The anal sacs (or anal glands) of ferrets secrete a foul-smelling, musky liquid. De-scented ferrets (which have had these sacs removed) make more aesthetically appealing pets. Even after de-scenting, ferrets still have a slightly musky odor. You can routinely bathe your ferret weekly or every other week, using a gentle moisturizing shampoo as recommended by your veterinarian.
“Ferrets should not be declawed.”
Ferrets should have their sharp claws or toenails trimmed regularly. Your veterinarian can teach you how to do this procedure safely. Ferrets should not be declawed.
Just like dogs and cats, ferrets require a series of vaccinations as youngsters. At least once a year, they also require an examination, a fecal test for internal parasites, and booster vaccinations. Once a ferret becomes 3 – 4 years of age, it requires a complete geriatric profile (see below).
Ferrets are usually vaccinated at 8, 12, and 16 weeks of age against canine distemper. There is also an approved vaccine for rabies in ferrets. However, since local municipal laws vary regarding ferret bites, some veterinarians do not vaccinate ferrets for rabies.
Other anatomic and physiologic features of ferrets
“Ferrets do not have any identifiable blood types.”
Ferrets do not have any identifiable blood types. Therefore, blood from any ferret can be given to a ferret that needs a blood transfusion.
Ferrets are very susceptible to hypoglycemia (low blood sugar). For this reason, they are only fasted for a few hours (rather than overnight) prior to surgery or blood sampling.
Ferrets, like many small mammals and pocket pets, are extremely susceptible to heat stress or stroke. The temperature must be kept below 90o F (32o C).
Selecting Your Pet Ferret
In some municipalities, it is illegal to own a pet ferret, due to the potential for attacks on people (specifically young children, as ferrets can be aggressive and nippy) and due to the chance of escaped ferrets becoming established in the wild. If owning a ferret is legal in your area, they can be purchased at pet stores or through breeders or ferret club members. Ideally, purchase a young ferret, since it will adapt more readily to its new home. The eyes and nose should be clear and free of any discharge that might indicate distemper or a respiratory infection. The ferret should be curious and inquisitive; it should not be thin or emaciated. Check for the presence of wetness around the anus, which might indicate diarrhea. Check for the presence of external parasites such as fleas. If possible, examine the ferret’s mouth for broken teeth, discolored gums (they should be light pink), or any obvious sores around the mouth, any of which could suggest disease. Inquire as to whether the ferret has been surgically altered (spayed or neutered) and de-scented (had its anal sacs surgically removed); most ferrets have these operations performed by 8-12 weeks of age, prior to purchase.
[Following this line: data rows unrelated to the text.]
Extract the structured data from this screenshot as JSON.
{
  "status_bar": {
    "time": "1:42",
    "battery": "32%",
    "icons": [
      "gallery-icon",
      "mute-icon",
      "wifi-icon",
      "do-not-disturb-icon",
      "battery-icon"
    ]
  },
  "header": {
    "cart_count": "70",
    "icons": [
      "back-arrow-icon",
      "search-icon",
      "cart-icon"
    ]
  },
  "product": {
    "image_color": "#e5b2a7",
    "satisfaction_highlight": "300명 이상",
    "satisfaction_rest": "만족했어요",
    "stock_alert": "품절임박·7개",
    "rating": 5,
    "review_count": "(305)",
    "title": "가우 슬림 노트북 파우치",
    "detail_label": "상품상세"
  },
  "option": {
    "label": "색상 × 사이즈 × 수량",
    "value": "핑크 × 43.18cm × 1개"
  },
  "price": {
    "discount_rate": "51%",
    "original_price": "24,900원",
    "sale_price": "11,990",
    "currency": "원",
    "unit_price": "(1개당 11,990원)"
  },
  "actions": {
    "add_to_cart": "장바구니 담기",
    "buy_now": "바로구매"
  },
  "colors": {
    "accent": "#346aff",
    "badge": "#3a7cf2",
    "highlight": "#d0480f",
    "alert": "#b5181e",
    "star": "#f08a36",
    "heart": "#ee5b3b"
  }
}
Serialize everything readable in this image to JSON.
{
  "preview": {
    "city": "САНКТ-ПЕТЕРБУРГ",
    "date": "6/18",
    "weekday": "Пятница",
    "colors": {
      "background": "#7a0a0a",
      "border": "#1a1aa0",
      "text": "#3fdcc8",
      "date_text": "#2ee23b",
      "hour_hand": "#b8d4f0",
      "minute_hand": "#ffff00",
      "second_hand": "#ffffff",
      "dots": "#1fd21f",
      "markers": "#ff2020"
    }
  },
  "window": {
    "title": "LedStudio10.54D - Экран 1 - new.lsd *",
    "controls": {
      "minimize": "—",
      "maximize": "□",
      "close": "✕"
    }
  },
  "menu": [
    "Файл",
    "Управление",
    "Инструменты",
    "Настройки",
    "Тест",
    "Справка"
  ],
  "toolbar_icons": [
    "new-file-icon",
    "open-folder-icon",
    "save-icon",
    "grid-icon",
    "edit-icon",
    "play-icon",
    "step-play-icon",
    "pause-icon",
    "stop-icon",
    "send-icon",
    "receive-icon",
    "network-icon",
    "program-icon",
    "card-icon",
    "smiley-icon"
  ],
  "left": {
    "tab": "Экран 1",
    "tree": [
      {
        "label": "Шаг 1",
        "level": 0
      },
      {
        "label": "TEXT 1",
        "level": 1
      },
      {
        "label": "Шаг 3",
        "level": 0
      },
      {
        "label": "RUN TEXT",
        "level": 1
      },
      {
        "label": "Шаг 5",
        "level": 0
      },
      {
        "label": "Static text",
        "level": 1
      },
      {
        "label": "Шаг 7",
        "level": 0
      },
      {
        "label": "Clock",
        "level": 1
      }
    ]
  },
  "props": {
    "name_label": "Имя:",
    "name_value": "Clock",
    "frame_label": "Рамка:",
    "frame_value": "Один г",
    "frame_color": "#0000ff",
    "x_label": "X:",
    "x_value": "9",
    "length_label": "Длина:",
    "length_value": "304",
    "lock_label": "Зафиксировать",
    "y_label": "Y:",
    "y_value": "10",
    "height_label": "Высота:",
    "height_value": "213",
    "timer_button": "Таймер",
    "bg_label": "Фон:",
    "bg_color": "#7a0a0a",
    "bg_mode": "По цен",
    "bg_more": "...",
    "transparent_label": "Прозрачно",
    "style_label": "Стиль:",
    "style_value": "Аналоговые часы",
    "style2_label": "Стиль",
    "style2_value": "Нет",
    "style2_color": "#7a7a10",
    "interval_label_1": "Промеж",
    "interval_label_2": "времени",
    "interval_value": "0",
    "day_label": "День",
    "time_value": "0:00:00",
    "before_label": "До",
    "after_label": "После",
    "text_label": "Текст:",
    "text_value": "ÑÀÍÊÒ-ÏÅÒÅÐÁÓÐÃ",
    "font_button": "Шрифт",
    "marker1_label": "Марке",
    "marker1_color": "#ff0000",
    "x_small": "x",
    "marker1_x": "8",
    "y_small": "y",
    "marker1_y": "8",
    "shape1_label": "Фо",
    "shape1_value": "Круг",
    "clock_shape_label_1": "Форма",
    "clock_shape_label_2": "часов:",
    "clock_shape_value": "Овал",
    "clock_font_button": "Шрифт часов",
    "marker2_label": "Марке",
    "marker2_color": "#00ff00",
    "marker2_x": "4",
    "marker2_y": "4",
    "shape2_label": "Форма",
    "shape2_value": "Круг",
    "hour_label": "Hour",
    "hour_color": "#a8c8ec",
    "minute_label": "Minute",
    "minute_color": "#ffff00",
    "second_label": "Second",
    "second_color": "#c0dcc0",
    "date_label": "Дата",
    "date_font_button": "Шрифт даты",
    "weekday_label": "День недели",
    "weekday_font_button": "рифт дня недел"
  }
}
The First Veterinary Visit
“Your ferret should be examined by a veterinarian who treats these special pets within 48 hours of purchase.”
Your ferret should be examined by a veterinarian who treats these special pets within 48 hours of purchase (this is often required by the seller or the guarantee is voided). At this visit, your veterinarian will discuss proper diet, housing, and toys for the ferret. A vaccination program will be set up, a fecal sample will be checked for worms or other intestinal parasites, and the ferret may be started on heartworm preventative. Like dogs and cats, ferrets require annual veterinary visits.
Once a ferret reaches 3 years of age, a complete geriatric work-up, which includes an EKG, urinalysis, blood tests and radiographs (X-rays), is necessary on at least an annual basis. This will allow for the early detection of diseases so commonly seen in older ferrets, such as cardiomyopathy and cancer.